#### Goal of the exercise:
Where does the word "this" occur in the data below? Copy each line that holds it.

--- Material provided Enclosed Below ---

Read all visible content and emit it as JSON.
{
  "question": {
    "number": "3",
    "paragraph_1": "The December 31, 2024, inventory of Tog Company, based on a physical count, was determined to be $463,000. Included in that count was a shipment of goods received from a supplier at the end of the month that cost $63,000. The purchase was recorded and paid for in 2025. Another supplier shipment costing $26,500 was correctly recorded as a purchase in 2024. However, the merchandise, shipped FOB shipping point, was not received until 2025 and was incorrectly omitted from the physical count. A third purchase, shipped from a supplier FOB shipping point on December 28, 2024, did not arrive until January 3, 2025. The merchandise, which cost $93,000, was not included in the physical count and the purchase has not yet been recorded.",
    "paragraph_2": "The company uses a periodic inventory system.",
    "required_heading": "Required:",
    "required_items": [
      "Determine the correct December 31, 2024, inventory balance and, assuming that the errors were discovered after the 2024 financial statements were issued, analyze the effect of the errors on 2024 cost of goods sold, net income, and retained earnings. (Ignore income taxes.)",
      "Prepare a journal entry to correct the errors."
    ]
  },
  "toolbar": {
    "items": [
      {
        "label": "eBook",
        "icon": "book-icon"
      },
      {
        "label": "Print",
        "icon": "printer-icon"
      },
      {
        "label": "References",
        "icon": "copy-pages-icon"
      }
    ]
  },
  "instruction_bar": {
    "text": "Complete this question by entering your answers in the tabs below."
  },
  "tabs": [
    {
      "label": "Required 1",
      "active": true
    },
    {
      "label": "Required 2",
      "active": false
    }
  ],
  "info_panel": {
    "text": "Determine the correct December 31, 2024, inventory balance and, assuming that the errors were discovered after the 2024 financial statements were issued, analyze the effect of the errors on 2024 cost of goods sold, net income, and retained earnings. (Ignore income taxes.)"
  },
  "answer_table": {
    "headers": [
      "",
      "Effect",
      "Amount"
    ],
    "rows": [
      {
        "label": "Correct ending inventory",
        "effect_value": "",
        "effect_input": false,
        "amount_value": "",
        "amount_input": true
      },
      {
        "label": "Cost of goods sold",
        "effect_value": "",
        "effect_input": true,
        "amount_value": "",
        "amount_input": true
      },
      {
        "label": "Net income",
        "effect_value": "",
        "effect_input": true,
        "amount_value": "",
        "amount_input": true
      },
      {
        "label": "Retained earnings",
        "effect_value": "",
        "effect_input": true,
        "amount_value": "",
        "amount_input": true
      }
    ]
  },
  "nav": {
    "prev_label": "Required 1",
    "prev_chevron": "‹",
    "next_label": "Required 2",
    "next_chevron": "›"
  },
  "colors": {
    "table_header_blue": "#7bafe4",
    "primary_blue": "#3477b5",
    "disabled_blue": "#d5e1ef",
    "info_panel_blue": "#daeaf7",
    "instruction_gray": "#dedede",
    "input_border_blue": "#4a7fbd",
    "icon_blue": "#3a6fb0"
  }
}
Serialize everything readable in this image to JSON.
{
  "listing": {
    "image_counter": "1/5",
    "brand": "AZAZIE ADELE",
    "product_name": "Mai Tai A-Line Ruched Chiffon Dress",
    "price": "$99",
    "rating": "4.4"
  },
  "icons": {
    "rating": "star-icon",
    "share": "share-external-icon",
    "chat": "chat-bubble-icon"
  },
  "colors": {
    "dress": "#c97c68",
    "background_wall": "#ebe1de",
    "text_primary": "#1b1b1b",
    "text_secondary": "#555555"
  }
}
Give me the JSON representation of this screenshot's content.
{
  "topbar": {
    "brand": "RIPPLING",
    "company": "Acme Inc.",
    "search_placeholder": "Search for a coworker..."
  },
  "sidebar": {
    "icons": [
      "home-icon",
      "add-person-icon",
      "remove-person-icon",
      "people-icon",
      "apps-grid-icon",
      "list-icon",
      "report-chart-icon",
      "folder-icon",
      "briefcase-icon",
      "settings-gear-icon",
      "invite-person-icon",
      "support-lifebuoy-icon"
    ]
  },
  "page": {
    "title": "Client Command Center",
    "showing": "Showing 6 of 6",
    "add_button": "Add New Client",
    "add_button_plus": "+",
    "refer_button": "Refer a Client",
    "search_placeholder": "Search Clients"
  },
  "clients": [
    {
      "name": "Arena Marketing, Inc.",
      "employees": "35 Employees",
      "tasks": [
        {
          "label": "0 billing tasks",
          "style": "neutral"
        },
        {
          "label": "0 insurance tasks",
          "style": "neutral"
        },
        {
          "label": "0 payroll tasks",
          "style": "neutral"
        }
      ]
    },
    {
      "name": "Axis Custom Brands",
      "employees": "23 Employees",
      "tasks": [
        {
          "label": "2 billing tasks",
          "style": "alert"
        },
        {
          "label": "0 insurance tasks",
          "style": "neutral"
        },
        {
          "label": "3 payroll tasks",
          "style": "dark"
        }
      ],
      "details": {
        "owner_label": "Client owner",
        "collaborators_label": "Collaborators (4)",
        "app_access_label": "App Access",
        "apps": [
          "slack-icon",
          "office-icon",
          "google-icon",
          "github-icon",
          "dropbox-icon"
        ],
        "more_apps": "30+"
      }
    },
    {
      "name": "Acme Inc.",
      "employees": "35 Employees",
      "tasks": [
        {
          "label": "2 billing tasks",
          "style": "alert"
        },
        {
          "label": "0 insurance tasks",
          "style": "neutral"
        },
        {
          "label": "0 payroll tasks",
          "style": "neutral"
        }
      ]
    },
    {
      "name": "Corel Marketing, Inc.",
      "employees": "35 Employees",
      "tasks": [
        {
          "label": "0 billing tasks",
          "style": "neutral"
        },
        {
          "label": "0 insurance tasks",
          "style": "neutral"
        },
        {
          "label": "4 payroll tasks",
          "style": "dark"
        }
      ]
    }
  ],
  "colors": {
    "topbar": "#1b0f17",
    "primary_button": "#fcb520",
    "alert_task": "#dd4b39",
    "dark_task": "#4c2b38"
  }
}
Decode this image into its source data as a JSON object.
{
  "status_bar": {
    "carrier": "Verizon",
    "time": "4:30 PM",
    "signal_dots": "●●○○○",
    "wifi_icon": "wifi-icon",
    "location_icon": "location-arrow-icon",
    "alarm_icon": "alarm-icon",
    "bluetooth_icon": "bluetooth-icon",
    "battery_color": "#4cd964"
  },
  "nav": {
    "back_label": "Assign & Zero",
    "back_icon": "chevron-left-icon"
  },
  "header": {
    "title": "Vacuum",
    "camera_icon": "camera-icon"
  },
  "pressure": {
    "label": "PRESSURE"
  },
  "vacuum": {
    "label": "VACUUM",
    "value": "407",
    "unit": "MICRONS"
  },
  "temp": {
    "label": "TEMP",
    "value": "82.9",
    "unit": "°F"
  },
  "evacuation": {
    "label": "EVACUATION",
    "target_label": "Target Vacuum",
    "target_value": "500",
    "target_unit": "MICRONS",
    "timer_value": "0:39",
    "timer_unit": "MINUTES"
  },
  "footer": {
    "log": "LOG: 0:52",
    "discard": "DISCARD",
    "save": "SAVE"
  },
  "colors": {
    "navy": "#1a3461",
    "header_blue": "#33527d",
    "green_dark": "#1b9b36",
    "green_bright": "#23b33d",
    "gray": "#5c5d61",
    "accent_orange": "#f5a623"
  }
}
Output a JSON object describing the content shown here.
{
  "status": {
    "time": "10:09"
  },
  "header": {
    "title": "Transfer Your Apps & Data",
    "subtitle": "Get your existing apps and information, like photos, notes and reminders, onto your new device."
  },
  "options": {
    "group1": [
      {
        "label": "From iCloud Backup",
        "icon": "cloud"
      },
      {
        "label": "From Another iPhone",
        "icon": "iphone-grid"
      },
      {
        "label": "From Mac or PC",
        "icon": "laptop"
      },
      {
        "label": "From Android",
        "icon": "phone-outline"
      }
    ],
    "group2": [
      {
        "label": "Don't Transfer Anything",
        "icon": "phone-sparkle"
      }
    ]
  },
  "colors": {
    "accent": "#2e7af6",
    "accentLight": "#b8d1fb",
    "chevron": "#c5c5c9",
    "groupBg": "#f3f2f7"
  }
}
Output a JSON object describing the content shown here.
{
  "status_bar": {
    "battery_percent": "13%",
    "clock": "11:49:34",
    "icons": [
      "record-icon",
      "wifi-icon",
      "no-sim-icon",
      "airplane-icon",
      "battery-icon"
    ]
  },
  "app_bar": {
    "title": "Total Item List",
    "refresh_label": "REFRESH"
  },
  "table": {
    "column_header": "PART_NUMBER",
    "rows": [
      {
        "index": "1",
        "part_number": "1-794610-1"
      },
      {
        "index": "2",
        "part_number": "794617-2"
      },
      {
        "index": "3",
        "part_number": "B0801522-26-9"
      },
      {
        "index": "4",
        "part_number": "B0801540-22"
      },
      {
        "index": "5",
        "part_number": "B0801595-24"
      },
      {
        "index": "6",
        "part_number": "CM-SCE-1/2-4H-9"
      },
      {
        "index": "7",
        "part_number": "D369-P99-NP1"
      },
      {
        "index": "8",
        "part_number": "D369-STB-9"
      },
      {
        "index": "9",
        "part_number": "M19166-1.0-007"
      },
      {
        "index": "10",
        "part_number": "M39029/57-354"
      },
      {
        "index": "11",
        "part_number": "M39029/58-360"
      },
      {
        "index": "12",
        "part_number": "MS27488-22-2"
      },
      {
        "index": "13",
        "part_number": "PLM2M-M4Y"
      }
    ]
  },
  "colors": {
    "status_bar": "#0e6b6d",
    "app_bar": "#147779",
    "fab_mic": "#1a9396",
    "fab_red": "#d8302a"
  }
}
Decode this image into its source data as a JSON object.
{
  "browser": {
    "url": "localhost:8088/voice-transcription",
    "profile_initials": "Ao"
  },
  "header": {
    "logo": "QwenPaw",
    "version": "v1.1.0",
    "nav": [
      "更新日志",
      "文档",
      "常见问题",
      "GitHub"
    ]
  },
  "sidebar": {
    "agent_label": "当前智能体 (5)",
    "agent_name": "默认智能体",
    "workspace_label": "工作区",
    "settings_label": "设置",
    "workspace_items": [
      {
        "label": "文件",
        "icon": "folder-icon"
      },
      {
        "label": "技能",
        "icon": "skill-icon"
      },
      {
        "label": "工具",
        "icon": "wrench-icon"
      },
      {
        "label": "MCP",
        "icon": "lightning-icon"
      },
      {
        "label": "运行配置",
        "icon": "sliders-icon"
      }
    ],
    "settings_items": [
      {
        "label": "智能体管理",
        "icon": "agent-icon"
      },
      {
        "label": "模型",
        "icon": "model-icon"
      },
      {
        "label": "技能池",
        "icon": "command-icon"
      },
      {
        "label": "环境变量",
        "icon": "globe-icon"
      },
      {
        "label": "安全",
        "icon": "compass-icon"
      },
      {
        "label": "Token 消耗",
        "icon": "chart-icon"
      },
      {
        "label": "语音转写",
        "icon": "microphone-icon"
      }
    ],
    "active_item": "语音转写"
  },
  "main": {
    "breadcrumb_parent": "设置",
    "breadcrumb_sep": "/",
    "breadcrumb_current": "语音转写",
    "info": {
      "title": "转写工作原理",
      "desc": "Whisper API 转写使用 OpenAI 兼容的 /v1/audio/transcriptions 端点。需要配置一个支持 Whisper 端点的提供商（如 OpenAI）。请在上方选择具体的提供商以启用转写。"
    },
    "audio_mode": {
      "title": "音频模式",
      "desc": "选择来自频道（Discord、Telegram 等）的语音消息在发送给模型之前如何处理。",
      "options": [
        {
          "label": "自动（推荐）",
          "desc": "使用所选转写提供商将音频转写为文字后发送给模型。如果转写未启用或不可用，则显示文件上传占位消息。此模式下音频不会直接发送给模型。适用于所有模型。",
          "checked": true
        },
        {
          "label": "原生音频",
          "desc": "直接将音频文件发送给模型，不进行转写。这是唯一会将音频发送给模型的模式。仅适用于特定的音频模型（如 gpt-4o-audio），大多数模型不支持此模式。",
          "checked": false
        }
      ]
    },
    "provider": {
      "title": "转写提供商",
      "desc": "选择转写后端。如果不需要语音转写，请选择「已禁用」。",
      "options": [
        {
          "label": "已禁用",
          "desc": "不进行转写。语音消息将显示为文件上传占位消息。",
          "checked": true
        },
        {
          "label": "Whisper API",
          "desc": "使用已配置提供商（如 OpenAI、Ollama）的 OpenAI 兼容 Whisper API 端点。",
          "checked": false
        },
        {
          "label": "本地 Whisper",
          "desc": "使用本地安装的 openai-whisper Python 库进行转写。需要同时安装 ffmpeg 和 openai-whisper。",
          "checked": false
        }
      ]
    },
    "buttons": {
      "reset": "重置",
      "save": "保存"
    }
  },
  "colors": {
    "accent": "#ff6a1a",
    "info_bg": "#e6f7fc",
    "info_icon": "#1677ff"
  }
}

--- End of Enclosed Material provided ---

#### Result of the task:
    "text": "Complete this question by entering your answers in the tabs below."
Serialize everything readable in this image to JSON.
Give me the JSON representation of this screenshot's content.
Decode this image into its source data as a JSON object.
Decode this image into its source data as a JSON object.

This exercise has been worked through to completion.